But even at $160,000, the cities would be stretched, so they are asking to pay in installments. "Given the federal dollars, we would ask for a resolution to support the project up to $160,000 so that we can then pursue additional funds from the state," Shriver told the fiscal court members. "If we don't get the money from the state, we're not on the hook for anything."

Meanwhile, the resolution would open up the possibility that the cities could pay their share over four years.

The fiscal court approved the resolution, though not without concerns. And Judge/Executive Kris Knochelmann did not participate in the discussion because he lives near the impacted area. 

The cities support the idea.

"The Villa Hills council has discussed the increase in cost at a recent meeting and is still weighing the project’s pros and cons," said Villa Hills Mayor Heather Jansen, in a statement to The River City News. "The change from the initial cost estimate is concerning because, like everyone else, we have limited funds for which nearly all are designated.  

"However, we cannot overlook the availability of the TAP grant as well as the opportunity to collaborate with other jurisdictions on a project that would close the local sidewalk loop, further connect adjacent communities, and also stabilize a road with the potential for future slippage. I anticipate a decision from the Villa Hills Council to be made no later than the end of October."

Villa Hills city council met Wednesday in special session to discuss the issue but no official action was taken.
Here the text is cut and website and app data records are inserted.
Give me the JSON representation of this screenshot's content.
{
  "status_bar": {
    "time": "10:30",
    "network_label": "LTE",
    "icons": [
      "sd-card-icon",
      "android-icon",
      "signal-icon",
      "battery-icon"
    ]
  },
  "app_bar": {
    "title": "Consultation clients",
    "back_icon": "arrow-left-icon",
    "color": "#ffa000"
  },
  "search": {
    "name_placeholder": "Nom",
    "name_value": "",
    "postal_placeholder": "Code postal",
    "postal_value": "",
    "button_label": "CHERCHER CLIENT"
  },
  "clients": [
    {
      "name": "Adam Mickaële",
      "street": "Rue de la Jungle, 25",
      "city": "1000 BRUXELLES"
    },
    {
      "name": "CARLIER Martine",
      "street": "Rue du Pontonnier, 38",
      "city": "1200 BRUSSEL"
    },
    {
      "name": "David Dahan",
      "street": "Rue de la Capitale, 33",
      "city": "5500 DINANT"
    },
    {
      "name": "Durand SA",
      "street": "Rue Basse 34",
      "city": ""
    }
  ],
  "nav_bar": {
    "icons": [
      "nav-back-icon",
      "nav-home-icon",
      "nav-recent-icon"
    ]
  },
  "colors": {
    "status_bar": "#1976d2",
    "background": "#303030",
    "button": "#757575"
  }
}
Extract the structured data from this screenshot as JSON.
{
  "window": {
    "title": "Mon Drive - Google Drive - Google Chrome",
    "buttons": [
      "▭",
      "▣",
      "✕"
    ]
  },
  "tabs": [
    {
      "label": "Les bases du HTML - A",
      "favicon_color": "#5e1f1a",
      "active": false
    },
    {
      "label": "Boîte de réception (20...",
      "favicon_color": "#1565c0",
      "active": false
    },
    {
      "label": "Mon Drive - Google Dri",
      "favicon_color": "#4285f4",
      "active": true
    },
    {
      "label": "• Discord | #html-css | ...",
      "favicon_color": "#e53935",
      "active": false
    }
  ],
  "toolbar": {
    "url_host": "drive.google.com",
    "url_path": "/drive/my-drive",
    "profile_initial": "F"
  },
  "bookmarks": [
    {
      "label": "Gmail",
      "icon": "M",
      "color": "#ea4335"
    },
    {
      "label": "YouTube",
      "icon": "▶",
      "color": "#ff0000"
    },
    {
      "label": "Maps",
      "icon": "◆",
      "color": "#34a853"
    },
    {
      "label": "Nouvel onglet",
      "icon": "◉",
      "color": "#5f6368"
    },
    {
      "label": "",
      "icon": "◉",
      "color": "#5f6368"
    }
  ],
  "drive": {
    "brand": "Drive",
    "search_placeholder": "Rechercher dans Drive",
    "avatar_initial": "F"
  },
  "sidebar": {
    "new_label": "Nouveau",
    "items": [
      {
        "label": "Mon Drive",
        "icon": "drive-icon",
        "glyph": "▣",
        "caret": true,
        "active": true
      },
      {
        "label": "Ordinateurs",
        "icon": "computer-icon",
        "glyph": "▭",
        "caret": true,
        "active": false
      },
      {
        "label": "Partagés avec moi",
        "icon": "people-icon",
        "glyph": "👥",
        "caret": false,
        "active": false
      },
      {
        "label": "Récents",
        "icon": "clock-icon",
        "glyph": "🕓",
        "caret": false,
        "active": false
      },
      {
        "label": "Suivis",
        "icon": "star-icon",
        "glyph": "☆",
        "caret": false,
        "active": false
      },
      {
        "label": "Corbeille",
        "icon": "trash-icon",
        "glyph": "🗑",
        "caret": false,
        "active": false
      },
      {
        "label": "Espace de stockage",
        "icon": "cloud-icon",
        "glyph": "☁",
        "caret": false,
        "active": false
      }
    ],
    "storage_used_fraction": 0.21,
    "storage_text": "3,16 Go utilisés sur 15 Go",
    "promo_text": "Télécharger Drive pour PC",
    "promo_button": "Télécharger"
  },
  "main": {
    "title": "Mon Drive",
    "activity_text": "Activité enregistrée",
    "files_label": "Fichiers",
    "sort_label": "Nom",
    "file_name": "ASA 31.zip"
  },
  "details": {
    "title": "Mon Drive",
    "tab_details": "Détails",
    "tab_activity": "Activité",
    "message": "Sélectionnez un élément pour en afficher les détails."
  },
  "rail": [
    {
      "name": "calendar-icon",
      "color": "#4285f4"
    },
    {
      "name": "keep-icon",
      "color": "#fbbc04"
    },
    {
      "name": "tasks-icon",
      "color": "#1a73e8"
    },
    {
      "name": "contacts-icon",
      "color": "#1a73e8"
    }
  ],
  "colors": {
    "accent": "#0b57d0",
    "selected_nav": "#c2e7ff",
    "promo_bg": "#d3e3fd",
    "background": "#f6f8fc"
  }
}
"The Crescent Springs city staff agrees with Kenton County Fiscal Court views that this as a very strong project for the area that completes pedestrian connectability for residents in Crescent Springs, Villa Hills, and Kenton County," said Crescent Springs City Administrator Mike Daly, in a statement to The River City News. "The project will dramatically improve slope stability along the creek side of the Amsterdam roadway which will help to diminish the risk of future slides along Amsterdam Road where future potential liability may far exceed our respective local matches for this sidewalk project currently.
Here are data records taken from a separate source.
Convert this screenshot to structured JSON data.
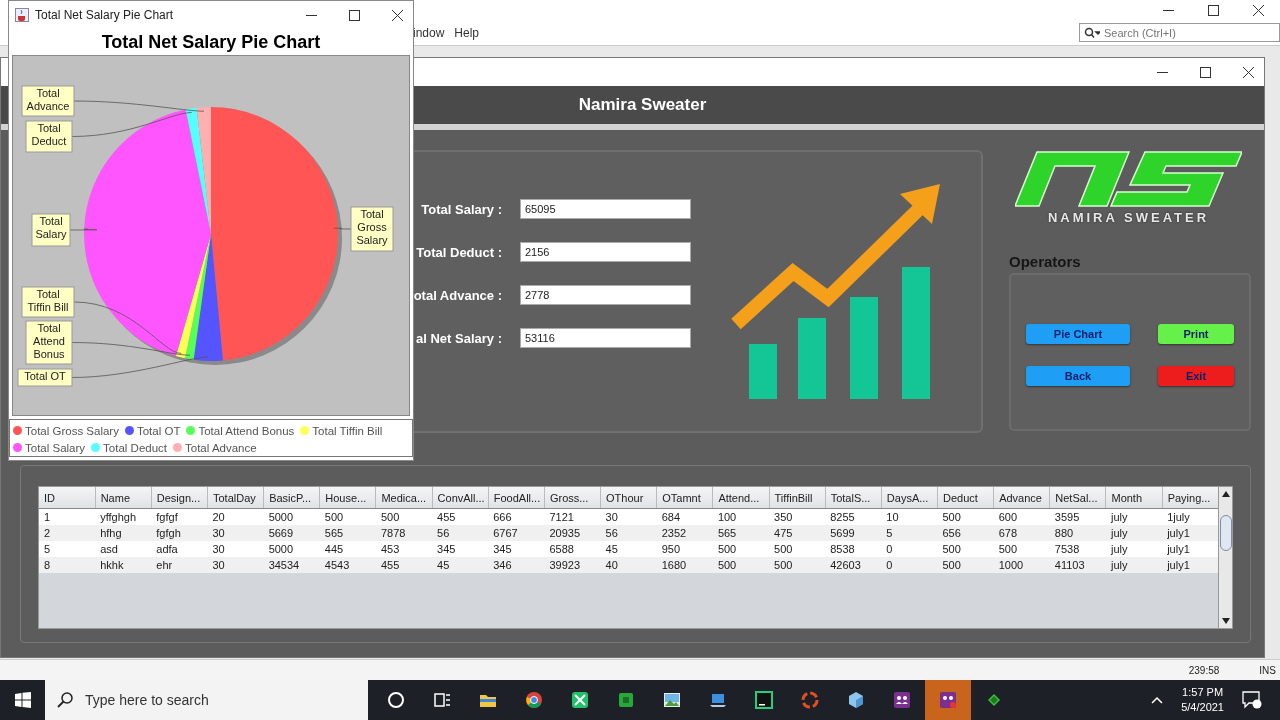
{
  "ide": {
    "menu": [
      "indow",
      "Help"
    ],
    "search": {
      "placeholder": "Search (Ctrl+I)"
    },
    "status": {
      "position": "239:58",
      "mode": "INS"
    }
  },
  "pie_window": {
    "title": "Total Net Salary Pie Chart",
    "chart_data": {
      "type": "pie",
      "title": "Total Net Salary Pie Chart",
      "categories": [
        "Total Gross Salary",
        "Total OT",
        "Total Attend Bonus",
        "Total Tiffin Bill",
        "Total Salary",
        "Total Deduct",
        "Total Advance"
      ],
      "values": [
        48.5,
        3.69,
        1.08,
        1.19,
        42.33,
        1.4,
        1.81
      ],
      "colors": [
        "#ff5555",
        "#5555ff",
        "#55ff55",
        "#ffff55",
        "#ff55ff",
        "#55ffff",
        "#ffafaf"
      ]
    },
    "slice_labels": [
      [
        "Total",
        "Advance"
      ],
      [
        "Total",
        "Deduct"
      ],
      [
        "Total",
        "Salary"
      ],
      [
        "Total",
        "Gross",
        "Salary"
      ],
      [
        "Total",
        "Tiffin Bill"
      ],
      [
        "Total",
        "Attend",
        "Bonus"
      ],
      [
        "Total OT"
      ]
    ]
  },
  "main_window": {
    "header": "Namira Sweater",
    "fields": [
      {
        "label": "Total Salary :",
        "value": "65095"
      },
      {
        "label": "Total Deduct :",
        "value": "2156"
      },
      {
        "label": "otal Advance :",
        "value": "2778"
      },
      {
        "label": "al Net Salary :",
        "value": "53116"
      }
    ],
    "logo_text": "NAMIRA SWEATER",
    "operators": {
      "title": "Operators",
      "buttons": [
        {
          "label": "Pie Chart",
          "color": "#1e9ef5"
        },
        {
          "label": "Print",
          "color": "#66f04a"
        },
        {
          "label": "Back",
          "color": "#1e9ef5"
        },
        {
          "label": "Exit",
          "color": "#ee1d1d"
        }
      ]
    },
    "table": {
      "columns": [
        "ID",
        "Name",
        "Design...",
        "TotalDay",
        "BasicP...",
        "House...",
        "Medica...",
        "ConvAll...",
        "FoodAll...",
        "Gross...",
        "OThour",
        "OTamnt",
        "Attend...",
        "TiffinBill",
        "TotalS...",
        "DaysA...",
        "Deduct",
        "Advance",
        "NetSal...",
        "Month",
        "Paying..."
      ],
      "rows": [
        [
          "1",
          "yffghgh",
          "fgfgf",
          "20",
          "5000",
          "500",
          "500",
          "455",
          "666",
          "7121",
          "30",
          "684",
          "100",
          "350",
          "8255",
          "10",
          "500",
          "600",
          "3595",
          "july",
          "1july"
        ],
        [
          "2",
          "hfhg",
          "fgfgh",
          "30",
          "5669",
          "565",
          "7878",
          "56",
          "6767",
          "20935",
          "56",
          "2352",
          "565",
          "475",
          "5699",
          "5",
          "656",
          "678",
          "880",
          "july",
          "july1"
        ],
        [
          "5",
          "asd",
          "adfa",
          "30",
          "5000",
          "445",
          "453",
          "345",
          "345",
          "6588",
          "45",
          "950",
          "500",
          "500",
          "8538",
          "0",
          "500",
          "500",
          "7538",
          "july",
          "july1"
        ],
        [
          "8",
          "hkhk",
          "ehr",
          "30",
          "34534",
          "4543",
          "455",
          "45",
          "346",
          "39923",
          "40",
          "1680",
          "500",
          "500",
          "42603",
          "0",
          "500",
          "1000",
          "41103",
          "july",
          "july1"
        ]
      ]
    }
  },
  "taskbar": {
    "search_placeholder": "Type here to search",
    "time": "1:57 PM",
    "date": "5/4/2021"
  }
}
"With this said, nothing has been decided yet at a Crescent Springs Council meeting by council members on whether to participate or not with the Amsterdam Road Sidewalk project."

Shriver said that buy-in from the cities is something the state would want to see. "We have to tell them yes, we are still committed at the higher amount and then we can proceed with the project," he said.

Shriver also said that Sanitation District 1 will be approached about participating in the project, too, to help address concerns over the ephemeral stream.

County Commissioner Joe Nienaber initially expressed hesitation about the resolution in support of the cities, reminding the fiscal court about a similar effort in helping the City of Lakeside Park with a project on Turkeyfoot Road.

"I said as soon as we do this (Turkeyfoot project), we are going to be invited to do this in projects all over," Nienaber said. But, as a former mayor of Fort Wright, he knows how small these cities' road budgets are. In fact, Shriver said that $160,000 would be more than their annual repaving budgets.

And, Shriver said, if there are delays in addressing the slippage at Short Amsterdam, ultimately the costs could go even higher.

"My guess is, we're probably looking at five years payback on it," Nienaber said.

Ultimately, Nienaber made the motion to proceed with the proposal, with an agreement not to exceed a 4-year payment with details to be worked out later. He and Commissioners Beth Sewell and Jon Draud voted in favor with Knochelmann not voting.

Written by Michael Monks, editor & publisher

Photos by Connor Wall, associate editor

RCN Click Here to Subscribe Today!
RCN Click Here to Subscribe Today!